With the sheer number of books and publications that come out of the United States, you’d be forgiven for thinking that the difference between writing American and British English simply boils down to minding your z’s and s’s.
While the Brits have generally accepted the use of “organization”, “realize”, etc., the same can’t be said for people on the other side of the pond, who may think you don't know how to spell if your document contains words like ‘organisation’ or ‘behaviour’. However, the difference goes much deeper and, when translating a document into English, it is essential that a) the translator be told which variant of the language should be used and b) that they know the differences.
For instance, bonnet is to hood, as petrol is to gas. And you wouldn’t tell an American that you have a flat, unless you’re expecting them to help you change your tyre (or rather, tire).
Similarly, in America you wouldn’t draw up Articles of Association for your business. Instead you’d need Bylaws and, when filing your financial statements with the IRS, your Profit and Loss Account becomes an Income Statement.
But it’s not only spelling and vocabulary that distinguishes these two variants. Grammar and punctuation also differ. For example, while Mr Smith’s company in the UK aims at achieving success, Mr. Doe’s American company aims to achieve that same success. And don't forget about date formats!
In Europe, and at least until the UK leaves the EU, British English is the official variant and, by default, is used in translations, although many businesses prefer to use the US variant to conform to popular usage. Either way, consistency is key and whichever variant you choose should be used throughout the document – that means spelling, grammar, punctuation and vocabulary.
Ultimately, know your target audience and adapt accordingly.

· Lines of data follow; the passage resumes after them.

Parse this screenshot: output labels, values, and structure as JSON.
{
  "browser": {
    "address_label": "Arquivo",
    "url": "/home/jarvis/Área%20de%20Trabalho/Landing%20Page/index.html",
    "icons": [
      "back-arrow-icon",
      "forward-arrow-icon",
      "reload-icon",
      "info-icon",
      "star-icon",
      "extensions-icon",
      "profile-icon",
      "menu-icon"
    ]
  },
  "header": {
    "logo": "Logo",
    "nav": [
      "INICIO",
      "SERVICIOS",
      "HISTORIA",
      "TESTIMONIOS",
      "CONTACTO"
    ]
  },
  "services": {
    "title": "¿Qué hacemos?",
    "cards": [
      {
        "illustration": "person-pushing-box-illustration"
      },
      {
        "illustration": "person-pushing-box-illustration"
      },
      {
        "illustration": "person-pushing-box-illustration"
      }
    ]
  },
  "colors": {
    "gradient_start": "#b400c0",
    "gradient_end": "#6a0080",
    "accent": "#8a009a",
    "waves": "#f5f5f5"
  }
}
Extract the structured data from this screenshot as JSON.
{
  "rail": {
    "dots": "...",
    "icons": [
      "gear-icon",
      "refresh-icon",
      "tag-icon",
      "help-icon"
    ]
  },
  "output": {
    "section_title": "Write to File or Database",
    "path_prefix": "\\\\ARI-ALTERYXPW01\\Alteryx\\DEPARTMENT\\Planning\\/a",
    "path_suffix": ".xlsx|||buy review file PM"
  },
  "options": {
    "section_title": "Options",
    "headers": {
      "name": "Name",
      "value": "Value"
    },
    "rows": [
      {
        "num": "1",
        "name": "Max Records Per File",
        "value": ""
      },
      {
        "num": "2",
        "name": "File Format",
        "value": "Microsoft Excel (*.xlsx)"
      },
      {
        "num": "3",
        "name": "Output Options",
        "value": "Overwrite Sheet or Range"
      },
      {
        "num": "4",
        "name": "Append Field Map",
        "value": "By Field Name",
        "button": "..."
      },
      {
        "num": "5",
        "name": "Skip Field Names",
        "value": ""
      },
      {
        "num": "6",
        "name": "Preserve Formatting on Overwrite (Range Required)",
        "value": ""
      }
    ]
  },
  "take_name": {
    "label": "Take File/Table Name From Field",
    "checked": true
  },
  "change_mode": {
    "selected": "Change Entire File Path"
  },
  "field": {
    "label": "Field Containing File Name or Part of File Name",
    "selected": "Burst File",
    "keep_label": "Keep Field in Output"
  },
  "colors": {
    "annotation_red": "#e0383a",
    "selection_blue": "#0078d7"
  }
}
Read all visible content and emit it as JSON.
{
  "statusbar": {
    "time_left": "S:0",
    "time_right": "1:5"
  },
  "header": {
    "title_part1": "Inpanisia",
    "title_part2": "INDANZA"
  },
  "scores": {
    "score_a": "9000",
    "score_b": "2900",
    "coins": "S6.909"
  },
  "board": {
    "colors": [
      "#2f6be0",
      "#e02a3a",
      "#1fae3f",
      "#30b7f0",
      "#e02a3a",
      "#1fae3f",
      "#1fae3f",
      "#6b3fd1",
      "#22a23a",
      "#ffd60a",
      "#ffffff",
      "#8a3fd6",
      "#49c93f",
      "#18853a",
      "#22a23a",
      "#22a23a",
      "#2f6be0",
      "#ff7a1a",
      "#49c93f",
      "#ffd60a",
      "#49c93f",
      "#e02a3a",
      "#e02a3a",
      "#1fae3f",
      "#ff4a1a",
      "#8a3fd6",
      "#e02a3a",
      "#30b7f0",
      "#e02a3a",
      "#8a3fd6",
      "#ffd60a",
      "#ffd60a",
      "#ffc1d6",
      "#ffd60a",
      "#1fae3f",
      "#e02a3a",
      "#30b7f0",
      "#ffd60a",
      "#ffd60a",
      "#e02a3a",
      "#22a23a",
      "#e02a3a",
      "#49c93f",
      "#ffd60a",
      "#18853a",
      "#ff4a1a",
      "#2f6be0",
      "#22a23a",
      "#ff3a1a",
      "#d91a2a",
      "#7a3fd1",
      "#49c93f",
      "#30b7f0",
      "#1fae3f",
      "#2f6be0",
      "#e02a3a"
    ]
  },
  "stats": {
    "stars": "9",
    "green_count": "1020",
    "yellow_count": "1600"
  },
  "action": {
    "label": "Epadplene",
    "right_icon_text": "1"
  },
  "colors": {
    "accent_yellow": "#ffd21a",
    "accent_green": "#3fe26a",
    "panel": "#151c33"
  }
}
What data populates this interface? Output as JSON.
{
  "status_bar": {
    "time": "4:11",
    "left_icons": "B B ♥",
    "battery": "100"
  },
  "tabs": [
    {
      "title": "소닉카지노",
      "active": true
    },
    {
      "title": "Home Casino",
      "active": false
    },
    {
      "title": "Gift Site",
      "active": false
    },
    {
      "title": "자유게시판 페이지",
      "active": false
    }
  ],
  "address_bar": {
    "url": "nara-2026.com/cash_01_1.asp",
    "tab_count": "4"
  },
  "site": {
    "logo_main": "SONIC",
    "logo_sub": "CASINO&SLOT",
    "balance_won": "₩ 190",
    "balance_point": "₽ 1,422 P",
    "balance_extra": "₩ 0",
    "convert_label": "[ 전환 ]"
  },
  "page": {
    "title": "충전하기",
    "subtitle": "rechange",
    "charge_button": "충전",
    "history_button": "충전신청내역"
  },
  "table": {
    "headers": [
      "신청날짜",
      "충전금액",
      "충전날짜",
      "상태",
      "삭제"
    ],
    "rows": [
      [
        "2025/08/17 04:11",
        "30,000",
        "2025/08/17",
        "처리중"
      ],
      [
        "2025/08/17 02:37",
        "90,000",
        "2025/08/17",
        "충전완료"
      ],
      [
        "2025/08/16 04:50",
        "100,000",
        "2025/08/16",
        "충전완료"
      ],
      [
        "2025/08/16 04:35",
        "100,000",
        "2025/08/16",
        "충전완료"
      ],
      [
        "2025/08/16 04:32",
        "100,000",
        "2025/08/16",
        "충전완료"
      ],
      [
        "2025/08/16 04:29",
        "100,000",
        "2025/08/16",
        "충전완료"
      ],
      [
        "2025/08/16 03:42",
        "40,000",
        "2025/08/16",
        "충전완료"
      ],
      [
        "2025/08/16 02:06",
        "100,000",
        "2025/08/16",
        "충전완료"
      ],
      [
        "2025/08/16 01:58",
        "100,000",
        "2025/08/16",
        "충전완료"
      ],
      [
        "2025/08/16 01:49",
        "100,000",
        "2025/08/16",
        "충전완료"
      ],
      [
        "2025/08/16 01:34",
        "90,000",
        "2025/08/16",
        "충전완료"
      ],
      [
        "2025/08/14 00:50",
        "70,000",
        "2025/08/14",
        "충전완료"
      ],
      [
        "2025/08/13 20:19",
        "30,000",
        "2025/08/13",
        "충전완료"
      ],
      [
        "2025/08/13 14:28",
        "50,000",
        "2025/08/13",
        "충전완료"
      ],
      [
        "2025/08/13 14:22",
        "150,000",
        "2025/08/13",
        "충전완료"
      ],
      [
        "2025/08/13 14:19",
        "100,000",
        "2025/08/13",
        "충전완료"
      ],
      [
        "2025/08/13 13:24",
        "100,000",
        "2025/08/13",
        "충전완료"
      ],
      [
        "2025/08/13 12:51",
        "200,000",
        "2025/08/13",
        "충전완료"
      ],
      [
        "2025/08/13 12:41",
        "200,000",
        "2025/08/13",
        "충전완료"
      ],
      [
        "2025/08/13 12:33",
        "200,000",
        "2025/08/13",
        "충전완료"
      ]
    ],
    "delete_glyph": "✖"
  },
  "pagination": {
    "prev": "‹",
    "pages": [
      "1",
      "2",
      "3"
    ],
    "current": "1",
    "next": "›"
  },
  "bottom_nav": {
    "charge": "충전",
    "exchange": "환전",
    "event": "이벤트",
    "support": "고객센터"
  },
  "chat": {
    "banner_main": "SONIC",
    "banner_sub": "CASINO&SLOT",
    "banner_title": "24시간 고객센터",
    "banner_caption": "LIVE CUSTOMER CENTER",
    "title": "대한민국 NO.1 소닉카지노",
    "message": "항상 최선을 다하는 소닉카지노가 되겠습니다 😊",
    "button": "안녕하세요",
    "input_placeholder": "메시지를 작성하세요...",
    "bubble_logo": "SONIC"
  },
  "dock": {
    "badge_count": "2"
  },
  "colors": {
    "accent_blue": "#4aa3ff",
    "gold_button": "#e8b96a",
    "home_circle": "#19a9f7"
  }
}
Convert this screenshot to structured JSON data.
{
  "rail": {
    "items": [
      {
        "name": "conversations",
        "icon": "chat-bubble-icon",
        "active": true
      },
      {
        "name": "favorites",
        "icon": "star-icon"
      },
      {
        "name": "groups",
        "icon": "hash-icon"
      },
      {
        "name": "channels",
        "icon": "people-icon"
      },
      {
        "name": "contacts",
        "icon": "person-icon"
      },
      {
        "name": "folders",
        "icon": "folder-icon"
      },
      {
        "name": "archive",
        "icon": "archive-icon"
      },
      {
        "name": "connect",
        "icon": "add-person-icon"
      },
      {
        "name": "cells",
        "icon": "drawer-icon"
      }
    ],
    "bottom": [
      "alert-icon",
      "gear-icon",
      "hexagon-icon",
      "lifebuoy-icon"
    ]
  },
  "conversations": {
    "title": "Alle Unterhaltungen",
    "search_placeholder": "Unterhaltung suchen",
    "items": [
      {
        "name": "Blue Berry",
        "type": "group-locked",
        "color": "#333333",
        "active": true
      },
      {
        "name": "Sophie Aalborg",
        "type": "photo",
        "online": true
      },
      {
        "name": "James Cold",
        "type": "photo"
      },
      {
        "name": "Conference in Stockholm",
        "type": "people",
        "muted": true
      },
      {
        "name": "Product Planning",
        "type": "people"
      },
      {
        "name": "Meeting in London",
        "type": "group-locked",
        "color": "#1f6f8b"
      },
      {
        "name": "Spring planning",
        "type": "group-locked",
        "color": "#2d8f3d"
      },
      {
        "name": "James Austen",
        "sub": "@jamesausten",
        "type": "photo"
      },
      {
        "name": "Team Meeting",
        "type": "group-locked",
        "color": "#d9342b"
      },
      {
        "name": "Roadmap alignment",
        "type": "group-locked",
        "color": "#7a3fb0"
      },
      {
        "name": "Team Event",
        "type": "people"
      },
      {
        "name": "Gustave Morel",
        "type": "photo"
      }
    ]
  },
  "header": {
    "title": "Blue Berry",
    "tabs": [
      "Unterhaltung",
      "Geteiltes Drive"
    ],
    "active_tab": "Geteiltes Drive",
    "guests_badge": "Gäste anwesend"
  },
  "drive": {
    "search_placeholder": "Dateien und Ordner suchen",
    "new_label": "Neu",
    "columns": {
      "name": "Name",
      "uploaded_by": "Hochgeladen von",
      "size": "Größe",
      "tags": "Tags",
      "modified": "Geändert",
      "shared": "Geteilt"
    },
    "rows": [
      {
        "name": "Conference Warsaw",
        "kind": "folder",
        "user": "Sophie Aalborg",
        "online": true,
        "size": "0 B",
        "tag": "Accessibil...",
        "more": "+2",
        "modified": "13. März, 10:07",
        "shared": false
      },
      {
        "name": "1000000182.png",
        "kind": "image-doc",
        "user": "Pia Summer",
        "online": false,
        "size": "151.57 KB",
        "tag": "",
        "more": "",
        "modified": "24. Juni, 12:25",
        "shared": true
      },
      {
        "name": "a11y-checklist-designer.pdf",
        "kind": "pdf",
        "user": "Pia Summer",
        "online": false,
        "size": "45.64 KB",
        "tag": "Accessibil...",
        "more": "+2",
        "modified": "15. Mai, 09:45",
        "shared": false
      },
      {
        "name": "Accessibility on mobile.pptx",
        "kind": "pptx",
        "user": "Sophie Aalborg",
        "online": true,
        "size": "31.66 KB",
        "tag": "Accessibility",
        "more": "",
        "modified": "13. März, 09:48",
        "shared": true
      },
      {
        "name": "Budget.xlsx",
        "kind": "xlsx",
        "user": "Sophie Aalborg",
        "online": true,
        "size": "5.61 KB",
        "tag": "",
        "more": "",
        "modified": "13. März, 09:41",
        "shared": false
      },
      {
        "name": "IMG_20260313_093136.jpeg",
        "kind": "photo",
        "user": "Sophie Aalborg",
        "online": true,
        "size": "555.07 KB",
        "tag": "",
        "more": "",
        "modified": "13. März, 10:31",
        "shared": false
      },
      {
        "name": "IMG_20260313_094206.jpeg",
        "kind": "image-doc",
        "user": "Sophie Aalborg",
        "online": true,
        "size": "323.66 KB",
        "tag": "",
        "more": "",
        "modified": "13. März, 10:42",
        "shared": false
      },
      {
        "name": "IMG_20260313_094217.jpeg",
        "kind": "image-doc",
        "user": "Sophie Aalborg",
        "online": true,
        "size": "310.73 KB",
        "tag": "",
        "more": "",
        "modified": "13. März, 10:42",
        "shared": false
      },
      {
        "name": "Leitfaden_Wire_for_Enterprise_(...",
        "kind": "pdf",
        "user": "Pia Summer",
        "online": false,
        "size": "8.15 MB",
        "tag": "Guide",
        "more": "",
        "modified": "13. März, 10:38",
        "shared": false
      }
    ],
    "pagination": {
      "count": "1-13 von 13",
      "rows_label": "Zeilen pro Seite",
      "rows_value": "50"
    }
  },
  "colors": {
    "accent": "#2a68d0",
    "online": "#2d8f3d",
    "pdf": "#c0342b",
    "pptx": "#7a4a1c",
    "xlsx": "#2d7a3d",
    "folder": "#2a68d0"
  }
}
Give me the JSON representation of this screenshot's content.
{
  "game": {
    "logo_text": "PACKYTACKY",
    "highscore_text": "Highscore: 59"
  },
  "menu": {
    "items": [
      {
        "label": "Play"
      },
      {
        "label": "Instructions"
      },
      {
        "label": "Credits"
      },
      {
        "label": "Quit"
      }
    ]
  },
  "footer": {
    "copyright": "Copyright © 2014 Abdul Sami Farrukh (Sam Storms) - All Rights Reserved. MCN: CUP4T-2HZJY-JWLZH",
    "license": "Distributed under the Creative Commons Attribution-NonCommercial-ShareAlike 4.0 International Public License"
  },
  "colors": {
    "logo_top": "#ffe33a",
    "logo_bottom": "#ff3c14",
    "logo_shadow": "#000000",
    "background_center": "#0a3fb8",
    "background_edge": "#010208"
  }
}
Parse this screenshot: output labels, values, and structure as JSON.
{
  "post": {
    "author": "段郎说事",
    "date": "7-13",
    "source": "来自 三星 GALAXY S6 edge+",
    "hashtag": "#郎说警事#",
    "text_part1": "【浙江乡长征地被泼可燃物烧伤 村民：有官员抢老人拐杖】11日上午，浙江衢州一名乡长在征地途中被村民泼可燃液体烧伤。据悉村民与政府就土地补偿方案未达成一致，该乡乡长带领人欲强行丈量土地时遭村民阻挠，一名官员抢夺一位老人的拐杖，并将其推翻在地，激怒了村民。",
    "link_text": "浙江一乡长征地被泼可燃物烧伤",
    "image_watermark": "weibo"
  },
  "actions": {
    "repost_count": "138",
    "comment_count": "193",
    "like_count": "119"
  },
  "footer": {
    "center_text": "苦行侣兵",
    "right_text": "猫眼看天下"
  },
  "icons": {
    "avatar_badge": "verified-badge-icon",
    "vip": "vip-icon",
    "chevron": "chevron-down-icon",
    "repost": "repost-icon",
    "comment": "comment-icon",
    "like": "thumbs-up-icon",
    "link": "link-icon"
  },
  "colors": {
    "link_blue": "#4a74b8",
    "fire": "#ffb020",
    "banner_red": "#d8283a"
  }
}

Given that in Portugal, unlike in some other countries, there is no such thing as a sworn, official or certified translator (that is, an official court translator), any translation that needs to be certified can only be done so by a notary public, lawyer, solicitor or the Chamber of Commerce. Such a certification, however, does not mean that the authorised entities read and confirm that the translation is correct. Translations that are certified by a notary public simply imply a certificate affixed to the translation, which is appended to the original document in the source language, signed by the translator who, before the notary, declares under oath that the translation in question "is a true and faithful rendering of the original document".
If, for instance, you need a translation into English certified for the UK, things change. Although in the United Kingdom the concept of a sworn or certified translator also does not exist, the Home Office, as well as many universities and official bodies in the UK, prefers that translations be certified by a Qualified Member of the Institute of Translation and Interpreting (ITI) or a member of the Chartered Institute of Linguists (CIOL). This type of certified translation is done by the qualified translator themselves, who, if they are a Qualified Member of the ITI for instance, affixes the ITI Certification Seal to the translation, together with a statement with a similar wording to the certificate issued by the notary public.
Qualified Members of the ITI and members of the CIOL can also certify translations for other countries, but it is always best to confirm what type of certification is required by the body to which you are submitting the documents. Some bodies or countries only accept translations that have been certified by their respective embassy or consulate, or may even require that they be legalised or apostilled. The same is true for Portuguese certified translations.
So, although basically anyone can be a translator in Portugal or the UK because translation isn't a regulated profession, make sure that you contact a professional translator to take care of the translations you need to ensure that they are done properly.
- According to Article 49(8) of the Portuguese Civil Registration Code, documents for registration purposes, such as birth certificates, in English, French or Spanish to be submitted to civil registry offices in Portugal no longer require translation. There is a caveat, however: the civil servant receiving the documents must be able to read and understand the aforementioned languages.
- According to Article 68(1)(e) of the Portuguese Notaries Act, a translator is forbidden from translating for spouses or immediate family, including second-degree relatives, and may also not certify translations for them.